--- START ---

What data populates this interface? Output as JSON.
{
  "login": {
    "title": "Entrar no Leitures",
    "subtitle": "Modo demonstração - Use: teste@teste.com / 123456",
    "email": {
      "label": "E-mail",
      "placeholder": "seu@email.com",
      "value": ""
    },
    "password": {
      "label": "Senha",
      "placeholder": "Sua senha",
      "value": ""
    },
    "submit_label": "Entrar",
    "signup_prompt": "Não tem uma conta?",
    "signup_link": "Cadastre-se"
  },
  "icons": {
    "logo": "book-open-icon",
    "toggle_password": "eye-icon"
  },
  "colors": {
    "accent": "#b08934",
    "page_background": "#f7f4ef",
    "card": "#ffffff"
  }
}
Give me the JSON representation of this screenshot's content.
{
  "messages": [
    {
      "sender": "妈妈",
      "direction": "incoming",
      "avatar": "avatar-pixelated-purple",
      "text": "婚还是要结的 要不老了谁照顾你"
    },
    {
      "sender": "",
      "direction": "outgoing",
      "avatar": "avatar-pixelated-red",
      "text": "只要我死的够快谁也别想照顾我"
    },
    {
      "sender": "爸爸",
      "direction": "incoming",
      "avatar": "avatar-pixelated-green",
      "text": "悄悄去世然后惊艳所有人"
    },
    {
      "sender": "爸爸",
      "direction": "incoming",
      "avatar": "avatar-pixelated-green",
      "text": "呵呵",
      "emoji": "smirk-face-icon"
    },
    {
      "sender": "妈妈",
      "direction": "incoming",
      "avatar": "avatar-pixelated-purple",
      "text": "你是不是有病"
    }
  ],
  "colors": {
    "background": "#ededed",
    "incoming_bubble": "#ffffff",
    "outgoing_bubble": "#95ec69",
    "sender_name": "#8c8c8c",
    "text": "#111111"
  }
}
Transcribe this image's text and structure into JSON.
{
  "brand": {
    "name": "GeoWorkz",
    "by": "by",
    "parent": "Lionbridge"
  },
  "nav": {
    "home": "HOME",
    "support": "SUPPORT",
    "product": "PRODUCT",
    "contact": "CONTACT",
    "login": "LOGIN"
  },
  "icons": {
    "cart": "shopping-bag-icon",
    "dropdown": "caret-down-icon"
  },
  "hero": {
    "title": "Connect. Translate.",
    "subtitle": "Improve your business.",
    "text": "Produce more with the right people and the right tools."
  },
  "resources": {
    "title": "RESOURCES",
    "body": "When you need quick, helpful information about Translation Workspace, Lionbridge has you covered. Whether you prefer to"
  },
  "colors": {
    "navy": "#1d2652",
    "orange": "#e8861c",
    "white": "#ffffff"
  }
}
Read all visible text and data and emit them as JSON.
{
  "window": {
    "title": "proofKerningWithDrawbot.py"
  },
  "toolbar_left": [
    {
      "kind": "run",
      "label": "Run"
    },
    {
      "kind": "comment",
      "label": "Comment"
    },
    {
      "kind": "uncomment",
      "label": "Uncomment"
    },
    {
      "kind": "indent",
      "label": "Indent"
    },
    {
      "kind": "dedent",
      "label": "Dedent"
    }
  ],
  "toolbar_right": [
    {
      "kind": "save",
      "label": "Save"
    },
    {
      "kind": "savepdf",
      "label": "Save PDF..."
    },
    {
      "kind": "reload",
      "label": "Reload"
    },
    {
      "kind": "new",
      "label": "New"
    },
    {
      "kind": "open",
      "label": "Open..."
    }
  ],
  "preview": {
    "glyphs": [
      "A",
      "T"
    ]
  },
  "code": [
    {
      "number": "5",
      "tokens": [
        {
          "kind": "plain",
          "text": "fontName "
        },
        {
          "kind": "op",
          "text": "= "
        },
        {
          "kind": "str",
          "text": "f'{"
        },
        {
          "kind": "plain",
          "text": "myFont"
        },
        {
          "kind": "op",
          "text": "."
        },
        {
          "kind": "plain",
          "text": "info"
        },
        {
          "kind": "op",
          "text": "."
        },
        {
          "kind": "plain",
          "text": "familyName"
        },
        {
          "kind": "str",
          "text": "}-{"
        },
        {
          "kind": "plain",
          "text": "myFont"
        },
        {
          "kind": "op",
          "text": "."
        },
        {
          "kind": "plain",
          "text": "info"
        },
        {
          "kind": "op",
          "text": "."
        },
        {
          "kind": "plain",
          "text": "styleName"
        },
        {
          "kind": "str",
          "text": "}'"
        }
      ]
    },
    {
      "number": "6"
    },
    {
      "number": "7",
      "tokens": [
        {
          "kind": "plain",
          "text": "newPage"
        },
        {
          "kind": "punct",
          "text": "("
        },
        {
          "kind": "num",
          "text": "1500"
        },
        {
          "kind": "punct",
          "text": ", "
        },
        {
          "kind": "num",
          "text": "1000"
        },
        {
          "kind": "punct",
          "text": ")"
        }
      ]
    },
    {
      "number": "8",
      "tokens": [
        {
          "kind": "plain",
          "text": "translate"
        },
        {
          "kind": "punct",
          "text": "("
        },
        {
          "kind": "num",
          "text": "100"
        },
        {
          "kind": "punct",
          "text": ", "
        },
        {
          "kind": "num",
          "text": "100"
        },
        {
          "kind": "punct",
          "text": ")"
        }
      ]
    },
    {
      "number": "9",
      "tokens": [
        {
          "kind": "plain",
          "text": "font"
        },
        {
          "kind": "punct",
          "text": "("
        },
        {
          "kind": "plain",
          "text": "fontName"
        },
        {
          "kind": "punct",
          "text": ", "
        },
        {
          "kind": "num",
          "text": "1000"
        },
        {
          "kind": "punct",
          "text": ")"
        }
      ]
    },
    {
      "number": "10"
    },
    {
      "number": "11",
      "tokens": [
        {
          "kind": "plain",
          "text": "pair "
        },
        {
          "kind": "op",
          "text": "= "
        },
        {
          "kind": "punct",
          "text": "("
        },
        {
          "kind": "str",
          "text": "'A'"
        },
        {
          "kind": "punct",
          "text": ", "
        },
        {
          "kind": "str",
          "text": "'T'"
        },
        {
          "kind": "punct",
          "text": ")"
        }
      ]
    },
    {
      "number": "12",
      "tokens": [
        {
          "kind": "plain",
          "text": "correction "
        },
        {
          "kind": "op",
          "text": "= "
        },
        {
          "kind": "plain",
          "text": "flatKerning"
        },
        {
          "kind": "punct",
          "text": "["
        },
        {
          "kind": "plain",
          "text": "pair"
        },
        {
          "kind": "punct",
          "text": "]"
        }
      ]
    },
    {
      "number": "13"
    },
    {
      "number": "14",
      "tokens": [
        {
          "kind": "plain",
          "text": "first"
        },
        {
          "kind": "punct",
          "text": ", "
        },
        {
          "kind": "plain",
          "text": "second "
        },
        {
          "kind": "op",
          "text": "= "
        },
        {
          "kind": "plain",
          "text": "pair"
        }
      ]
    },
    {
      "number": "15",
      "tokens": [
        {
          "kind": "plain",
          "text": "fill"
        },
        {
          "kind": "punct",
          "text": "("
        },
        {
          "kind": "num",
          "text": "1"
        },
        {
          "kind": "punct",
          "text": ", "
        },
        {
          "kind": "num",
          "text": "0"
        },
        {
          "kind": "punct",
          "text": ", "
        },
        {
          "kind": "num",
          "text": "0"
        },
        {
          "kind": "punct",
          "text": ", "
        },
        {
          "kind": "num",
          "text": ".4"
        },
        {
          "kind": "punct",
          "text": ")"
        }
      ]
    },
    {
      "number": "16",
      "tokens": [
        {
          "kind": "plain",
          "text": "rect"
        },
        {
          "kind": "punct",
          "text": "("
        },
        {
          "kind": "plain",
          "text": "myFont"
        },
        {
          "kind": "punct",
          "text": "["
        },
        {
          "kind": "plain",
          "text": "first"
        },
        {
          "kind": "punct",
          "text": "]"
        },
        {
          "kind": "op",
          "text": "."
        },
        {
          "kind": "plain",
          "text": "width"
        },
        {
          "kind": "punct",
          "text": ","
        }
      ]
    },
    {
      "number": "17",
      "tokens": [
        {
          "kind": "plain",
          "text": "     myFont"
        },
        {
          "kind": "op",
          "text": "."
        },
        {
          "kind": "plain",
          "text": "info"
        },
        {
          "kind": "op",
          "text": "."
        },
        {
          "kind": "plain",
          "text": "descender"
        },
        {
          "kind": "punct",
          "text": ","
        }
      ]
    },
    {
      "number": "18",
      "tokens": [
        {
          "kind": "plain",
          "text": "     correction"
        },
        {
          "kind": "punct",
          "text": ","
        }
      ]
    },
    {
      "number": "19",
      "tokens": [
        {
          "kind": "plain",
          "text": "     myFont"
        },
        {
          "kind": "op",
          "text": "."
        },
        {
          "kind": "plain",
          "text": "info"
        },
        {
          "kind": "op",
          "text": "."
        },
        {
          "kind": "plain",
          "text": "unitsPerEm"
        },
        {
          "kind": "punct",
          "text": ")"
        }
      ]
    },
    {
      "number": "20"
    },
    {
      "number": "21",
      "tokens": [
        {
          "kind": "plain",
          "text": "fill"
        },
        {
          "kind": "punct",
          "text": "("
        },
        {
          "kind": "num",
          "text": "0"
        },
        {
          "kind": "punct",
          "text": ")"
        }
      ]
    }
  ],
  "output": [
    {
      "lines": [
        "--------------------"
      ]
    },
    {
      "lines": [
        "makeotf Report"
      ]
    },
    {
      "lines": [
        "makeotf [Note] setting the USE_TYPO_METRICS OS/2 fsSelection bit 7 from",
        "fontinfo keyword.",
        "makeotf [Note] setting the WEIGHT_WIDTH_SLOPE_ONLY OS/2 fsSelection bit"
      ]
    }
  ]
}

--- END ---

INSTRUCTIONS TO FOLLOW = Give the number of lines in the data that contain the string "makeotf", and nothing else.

RESPONSE AREA = 3